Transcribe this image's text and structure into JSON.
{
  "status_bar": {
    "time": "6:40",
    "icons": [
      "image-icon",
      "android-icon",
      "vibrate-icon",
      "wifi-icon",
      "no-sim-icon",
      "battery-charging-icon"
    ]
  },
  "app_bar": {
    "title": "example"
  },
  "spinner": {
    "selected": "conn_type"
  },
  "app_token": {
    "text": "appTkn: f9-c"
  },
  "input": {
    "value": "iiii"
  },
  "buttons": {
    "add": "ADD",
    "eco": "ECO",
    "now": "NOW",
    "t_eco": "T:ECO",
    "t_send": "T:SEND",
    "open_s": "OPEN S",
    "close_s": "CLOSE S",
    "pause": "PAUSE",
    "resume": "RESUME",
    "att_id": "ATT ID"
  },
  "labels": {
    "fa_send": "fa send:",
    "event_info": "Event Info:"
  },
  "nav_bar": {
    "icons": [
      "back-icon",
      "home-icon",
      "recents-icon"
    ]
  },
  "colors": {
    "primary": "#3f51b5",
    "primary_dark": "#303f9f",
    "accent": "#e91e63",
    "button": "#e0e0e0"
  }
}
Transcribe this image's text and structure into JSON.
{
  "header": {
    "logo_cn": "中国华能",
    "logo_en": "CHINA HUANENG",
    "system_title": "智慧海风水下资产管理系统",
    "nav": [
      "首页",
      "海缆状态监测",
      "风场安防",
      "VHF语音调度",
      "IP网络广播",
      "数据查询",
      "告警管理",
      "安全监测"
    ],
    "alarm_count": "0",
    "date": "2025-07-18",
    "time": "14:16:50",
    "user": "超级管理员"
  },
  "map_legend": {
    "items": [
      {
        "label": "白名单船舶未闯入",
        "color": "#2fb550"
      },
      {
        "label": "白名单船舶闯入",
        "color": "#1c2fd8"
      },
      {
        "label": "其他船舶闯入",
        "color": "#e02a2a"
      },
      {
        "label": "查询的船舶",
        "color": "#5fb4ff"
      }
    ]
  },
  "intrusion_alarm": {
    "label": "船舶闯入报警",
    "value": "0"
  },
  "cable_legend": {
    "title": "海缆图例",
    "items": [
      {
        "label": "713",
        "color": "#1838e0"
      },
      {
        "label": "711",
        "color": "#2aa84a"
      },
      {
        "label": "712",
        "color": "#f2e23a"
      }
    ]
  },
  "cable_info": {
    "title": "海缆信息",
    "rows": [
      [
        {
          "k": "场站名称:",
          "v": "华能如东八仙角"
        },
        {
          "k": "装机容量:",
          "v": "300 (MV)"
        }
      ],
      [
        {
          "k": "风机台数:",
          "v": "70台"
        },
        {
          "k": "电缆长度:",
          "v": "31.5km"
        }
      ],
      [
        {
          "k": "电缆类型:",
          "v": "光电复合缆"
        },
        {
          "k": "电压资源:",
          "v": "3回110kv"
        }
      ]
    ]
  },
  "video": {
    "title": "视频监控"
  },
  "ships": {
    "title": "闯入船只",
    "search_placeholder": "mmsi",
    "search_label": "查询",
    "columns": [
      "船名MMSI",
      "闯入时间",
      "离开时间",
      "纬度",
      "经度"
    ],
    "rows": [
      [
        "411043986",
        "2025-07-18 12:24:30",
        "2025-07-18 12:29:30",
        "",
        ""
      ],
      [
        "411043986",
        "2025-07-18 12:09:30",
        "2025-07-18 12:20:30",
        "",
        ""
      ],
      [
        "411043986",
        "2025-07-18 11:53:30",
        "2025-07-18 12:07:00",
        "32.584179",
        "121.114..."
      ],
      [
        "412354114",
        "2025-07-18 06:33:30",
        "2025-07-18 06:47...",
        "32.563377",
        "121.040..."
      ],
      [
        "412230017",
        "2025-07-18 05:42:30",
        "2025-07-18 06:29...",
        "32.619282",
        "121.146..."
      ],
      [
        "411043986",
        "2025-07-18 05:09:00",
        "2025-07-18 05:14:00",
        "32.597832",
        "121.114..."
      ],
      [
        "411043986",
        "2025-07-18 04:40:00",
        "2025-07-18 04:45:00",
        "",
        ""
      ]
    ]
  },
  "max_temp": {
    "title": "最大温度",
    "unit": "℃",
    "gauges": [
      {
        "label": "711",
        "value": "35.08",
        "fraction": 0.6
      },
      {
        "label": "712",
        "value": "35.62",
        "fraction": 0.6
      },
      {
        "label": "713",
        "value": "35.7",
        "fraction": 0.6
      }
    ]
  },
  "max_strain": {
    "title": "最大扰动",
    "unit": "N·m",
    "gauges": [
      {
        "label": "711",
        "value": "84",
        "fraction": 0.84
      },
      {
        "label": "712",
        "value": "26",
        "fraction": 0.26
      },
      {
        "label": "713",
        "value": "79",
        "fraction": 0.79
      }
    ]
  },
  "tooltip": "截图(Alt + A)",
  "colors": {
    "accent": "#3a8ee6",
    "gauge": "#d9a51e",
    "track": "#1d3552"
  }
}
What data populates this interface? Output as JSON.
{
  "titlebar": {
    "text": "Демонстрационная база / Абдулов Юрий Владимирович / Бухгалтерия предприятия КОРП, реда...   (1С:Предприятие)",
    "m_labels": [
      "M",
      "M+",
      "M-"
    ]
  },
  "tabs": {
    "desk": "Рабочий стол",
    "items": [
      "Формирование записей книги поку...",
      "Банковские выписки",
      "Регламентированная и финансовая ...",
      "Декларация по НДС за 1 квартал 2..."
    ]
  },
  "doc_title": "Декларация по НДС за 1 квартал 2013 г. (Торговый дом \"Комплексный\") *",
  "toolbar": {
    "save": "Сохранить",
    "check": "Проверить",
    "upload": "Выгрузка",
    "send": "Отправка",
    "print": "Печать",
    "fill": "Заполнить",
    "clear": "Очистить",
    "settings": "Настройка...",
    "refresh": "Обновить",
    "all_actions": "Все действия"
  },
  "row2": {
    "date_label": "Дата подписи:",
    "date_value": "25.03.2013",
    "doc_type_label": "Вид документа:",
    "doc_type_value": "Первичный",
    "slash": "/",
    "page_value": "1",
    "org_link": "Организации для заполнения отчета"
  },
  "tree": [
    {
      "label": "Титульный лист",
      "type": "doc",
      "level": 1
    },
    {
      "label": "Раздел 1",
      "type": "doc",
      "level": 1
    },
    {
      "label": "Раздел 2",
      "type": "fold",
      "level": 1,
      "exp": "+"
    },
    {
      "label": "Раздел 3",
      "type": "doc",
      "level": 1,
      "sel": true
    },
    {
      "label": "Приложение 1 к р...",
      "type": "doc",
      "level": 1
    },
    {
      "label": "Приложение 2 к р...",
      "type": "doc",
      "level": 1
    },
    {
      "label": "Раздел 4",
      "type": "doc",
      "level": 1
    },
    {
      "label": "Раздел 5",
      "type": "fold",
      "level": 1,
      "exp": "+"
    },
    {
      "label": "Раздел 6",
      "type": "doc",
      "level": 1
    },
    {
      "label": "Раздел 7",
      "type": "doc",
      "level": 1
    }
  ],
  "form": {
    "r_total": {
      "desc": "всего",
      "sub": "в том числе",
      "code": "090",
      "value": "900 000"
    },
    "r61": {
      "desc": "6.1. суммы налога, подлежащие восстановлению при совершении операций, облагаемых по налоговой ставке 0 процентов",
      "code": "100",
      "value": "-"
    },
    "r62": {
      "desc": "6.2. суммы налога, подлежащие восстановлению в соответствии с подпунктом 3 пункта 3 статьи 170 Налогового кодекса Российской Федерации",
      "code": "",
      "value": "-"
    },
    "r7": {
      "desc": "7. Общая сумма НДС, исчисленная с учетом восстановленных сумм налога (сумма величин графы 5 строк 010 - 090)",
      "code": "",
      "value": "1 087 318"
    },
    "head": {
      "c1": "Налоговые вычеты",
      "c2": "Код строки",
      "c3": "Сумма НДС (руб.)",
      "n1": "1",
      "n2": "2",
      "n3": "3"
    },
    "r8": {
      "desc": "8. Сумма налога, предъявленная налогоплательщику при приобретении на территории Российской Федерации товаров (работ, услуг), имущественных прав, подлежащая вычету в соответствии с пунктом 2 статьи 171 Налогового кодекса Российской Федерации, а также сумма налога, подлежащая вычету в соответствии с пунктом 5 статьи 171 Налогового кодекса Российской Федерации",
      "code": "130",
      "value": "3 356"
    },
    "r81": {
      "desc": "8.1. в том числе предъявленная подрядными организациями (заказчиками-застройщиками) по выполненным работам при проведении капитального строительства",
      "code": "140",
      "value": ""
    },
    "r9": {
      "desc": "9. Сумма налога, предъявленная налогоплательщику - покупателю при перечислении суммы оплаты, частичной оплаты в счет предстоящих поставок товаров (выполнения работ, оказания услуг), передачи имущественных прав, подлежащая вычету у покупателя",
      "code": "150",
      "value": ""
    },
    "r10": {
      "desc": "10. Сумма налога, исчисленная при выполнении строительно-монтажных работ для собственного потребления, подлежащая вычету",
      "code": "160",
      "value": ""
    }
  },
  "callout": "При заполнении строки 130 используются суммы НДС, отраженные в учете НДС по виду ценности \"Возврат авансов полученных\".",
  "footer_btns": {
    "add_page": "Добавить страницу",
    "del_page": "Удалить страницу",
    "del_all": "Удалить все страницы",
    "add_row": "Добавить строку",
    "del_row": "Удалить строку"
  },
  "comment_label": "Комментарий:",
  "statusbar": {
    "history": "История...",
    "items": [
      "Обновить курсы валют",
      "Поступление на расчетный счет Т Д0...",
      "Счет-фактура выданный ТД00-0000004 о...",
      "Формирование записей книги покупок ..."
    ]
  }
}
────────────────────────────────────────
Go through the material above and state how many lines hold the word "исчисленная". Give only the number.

### THE ANSWER
2